(Beginning of DATA SHOWN)

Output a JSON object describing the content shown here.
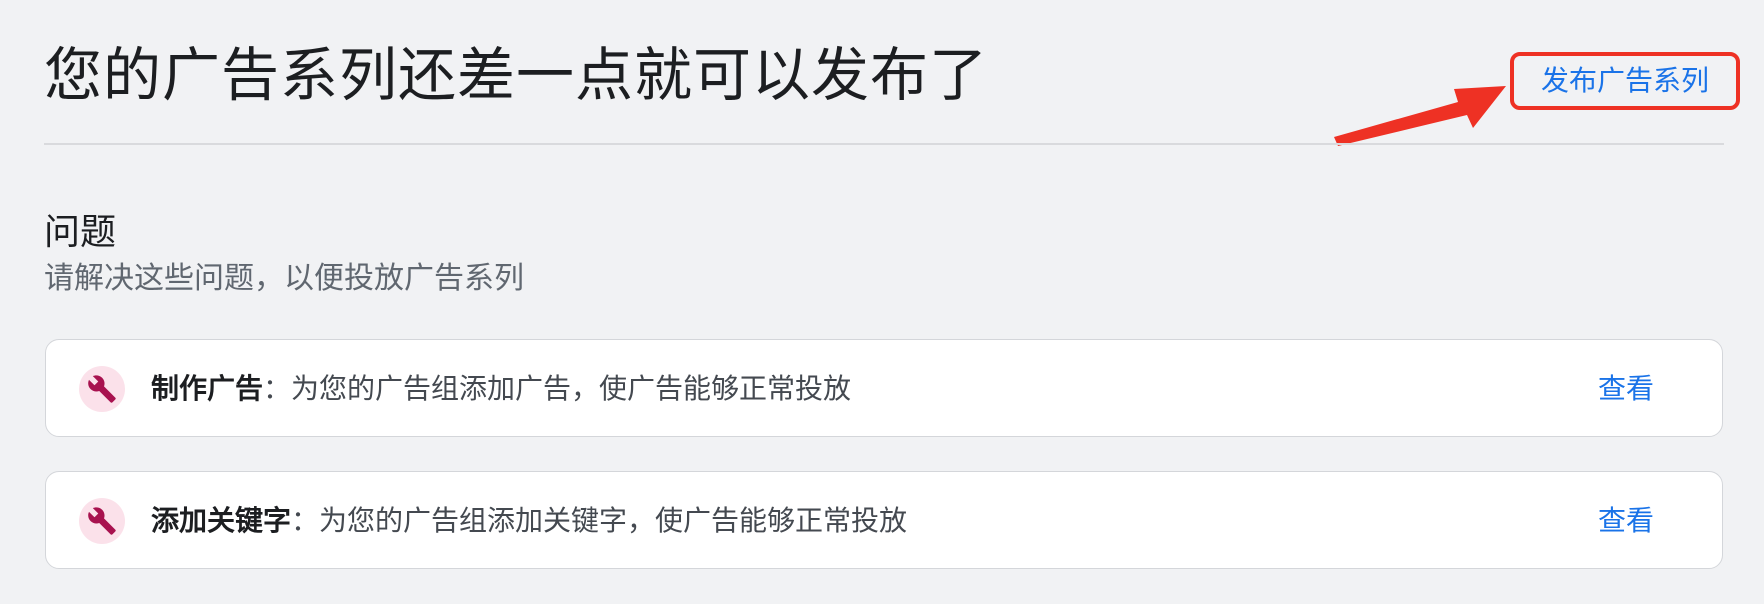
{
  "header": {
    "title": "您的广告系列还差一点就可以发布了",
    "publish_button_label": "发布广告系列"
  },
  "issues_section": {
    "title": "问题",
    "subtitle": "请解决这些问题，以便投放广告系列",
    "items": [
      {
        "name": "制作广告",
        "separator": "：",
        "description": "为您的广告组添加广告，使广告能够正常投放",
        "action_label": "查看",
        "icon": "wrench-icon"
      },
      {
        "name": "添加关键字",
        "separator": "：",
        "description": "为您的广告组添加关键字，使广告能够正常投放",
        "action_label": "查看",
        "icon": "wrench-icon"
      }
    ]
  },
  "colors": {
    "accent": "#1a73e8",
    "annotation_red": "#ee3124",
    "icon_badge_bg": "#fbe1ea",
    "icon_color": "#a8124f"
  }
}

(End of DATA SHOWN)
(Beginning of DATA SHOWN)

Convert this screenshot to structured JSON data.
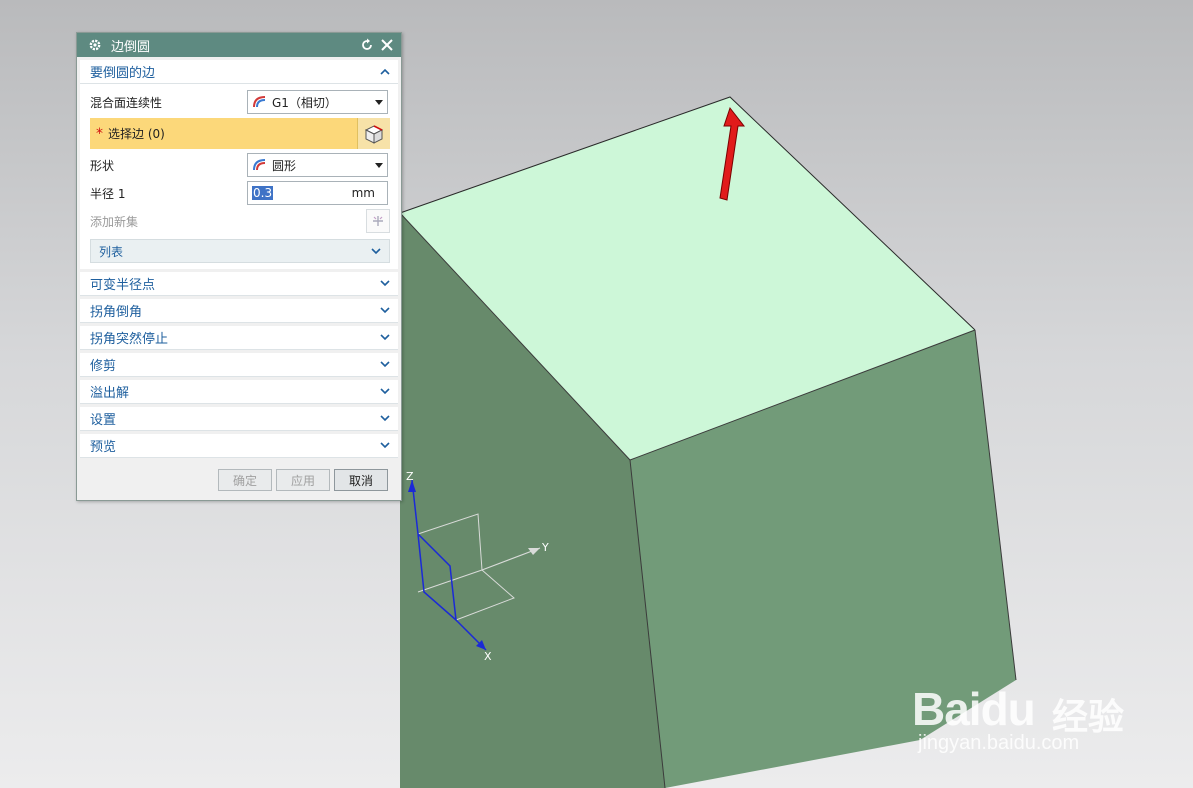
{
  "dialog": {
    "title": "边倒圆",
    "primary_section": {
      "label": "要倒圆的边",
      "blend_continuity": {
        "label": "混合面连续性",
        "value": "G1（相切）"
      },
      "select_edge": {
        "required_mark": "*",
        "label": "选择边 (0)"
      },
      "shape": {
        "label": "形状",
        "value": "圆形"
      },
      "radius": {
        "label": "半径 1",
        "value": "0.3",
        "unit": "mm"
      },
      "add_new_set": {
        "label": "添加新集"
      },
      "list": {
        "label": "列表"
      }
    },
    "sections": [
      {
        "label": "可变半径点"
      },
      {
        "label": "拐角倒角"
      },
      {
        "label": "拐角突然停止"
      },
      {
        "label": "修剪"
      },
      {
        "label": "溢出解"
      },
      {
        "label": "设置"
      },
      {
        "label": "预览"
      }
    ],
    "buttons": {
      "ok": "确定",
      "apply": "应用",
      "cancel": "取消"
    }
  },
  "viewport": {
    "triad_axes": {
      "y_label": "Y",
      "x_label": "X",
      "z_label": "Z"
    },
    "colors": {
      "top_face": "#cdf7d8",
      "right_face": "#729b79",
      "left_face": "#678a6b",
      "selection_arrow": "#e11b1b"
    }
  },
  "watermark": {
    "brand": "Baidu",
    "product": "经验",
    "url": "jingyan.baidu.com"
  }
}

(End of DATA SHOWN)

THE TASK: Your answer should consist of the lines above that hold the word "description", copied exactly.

ANSWER TO THIS EXERCISE:
        "description": "为您的广告组添加广告，使广告能够正常投放",
        "description": "为您的广告组添加关键字，使广告能够正常投放",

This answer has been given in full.